Keys for the identification of British Diptera

Welcome to my selection of illustrated identification aids for insects. The amazing diversity of insects illustrates and celebrates the creativity and imagination of God and my hope is that you will not only find these keys useful and attractive but also that they would lead you to worship.

These dichotomous keys are designed for use on screen. I would like to envisage them being used on a PC at home or in a lab, or used in the field, for example on a smart phone or tablet. They are not designed to be printed. The layout with one couplet for each page is deliberate and moving through the keys should be possible using the hyperlinks, or if using a tablet, by swiping through the document.

It is my conviction that good quality keys should be available online for all users freely so that advances in natural history knowledge are not hampered at the first hurdle of identification.

If you find the keys helpful please let me know. I am very keen to improve them so if you find anything that needs changing, is unclear, or requires clarification please contact me on

I am also a keen botanist and am trying to write illustrated keys for the plants of North Hampshire in southern England. Follow the blog at http://mikehackston.blogspot.co.uk where notifications of any updates to keys will be posted.

For keys to Hymenoptera and other insect orders - go to https://sites.google.com/site/mikesinsectkeyshymenoptera/

Keys to Coleoptera - go to https://sites.google.com/site/mikesinsectkeys


The diptera apart from a few exceptions have two wings and a pair of drumstick-like appendages behind them, called halteres

They are divided into two main groups:

A  Antennae with at least five segments, usually long and thin AND with the anal veins of the wing diverging from one another (or there are very few veins on the wing).


B  Antennae usually with less than five segments.
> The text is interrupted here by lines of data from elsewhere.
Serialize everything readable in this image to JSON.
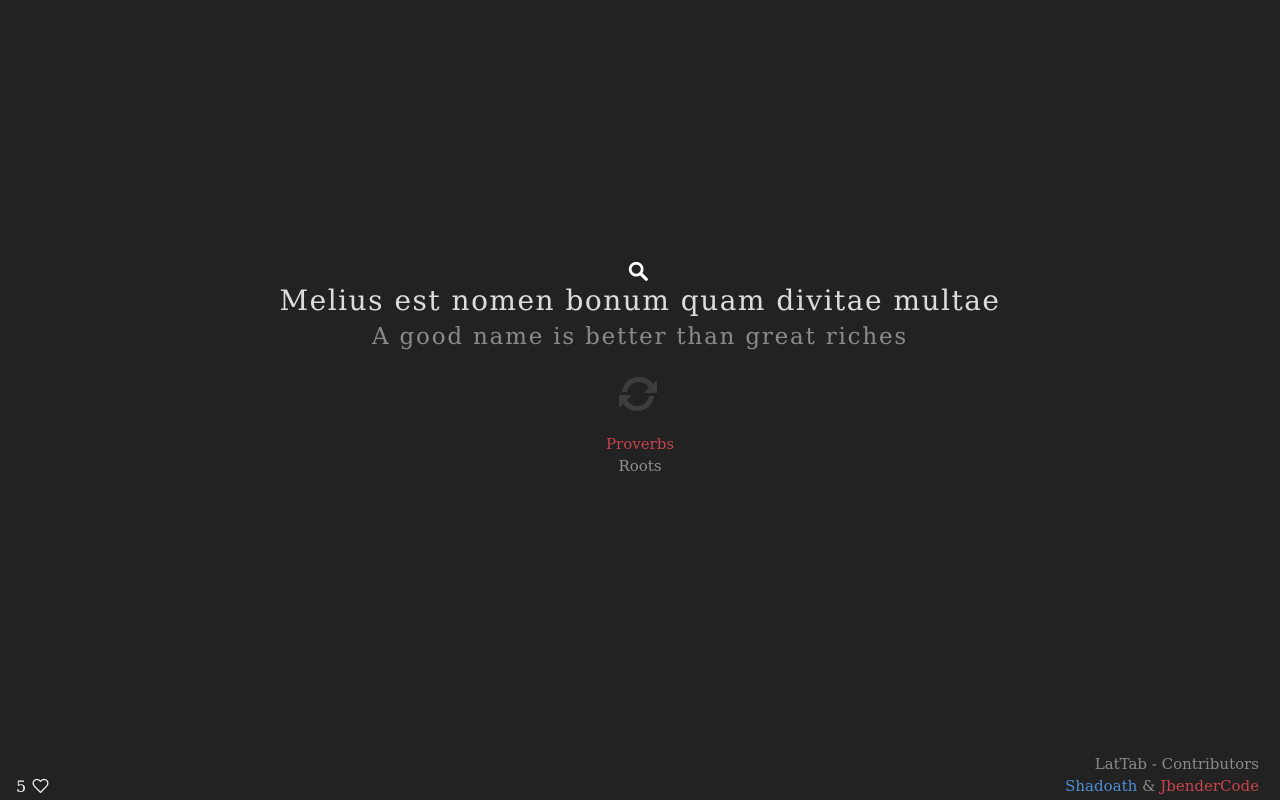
{
  "search": {
    "icon": "search-icon"
  },
  "quote": {
    "latin": "Melius est nomen bonum quam divitae multae",
    "english": "A good name is better than great riches",
    "refresh_icon": "refresh-icon",
    "category": "Proverbs",
    "subcategory": "Roots"
  },
  "favorites": {
    "count": "5",
    "icon": "heart-outline-icon"
  },
  "credits": {
    "title": "LatTab - Contributors",
    "contributor_1": "Shadoath",
    "separator": "&",
    "contributor_2": "JbenderCode"
  },
  "colors": {
    "background": "#222222",
    "accent_red": "#c8434b",
    "accent_blue": "#4d8fd6"
  }
}
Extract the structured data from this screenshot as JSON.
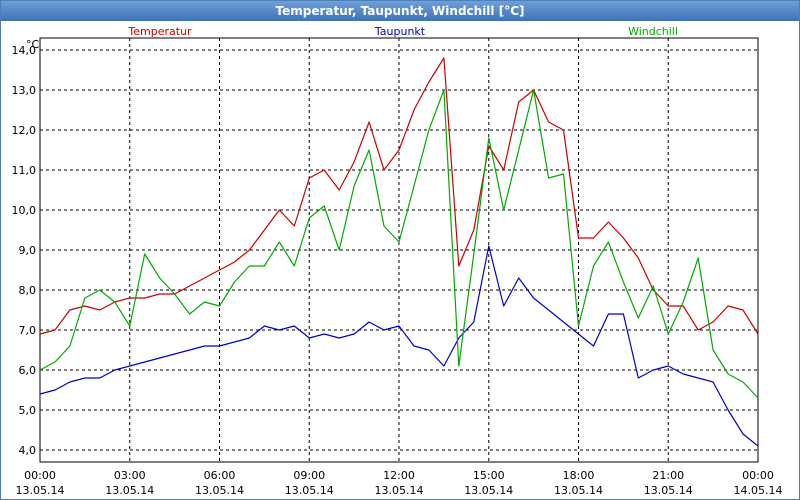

If with more than five, then the antennae are usually not long and thin AND the veins towards the back of the wing converge and meet to form an enclosed area (the anal cell) or they converge and join the wing margin close together.


Subpages (2): Brachycera Nematocera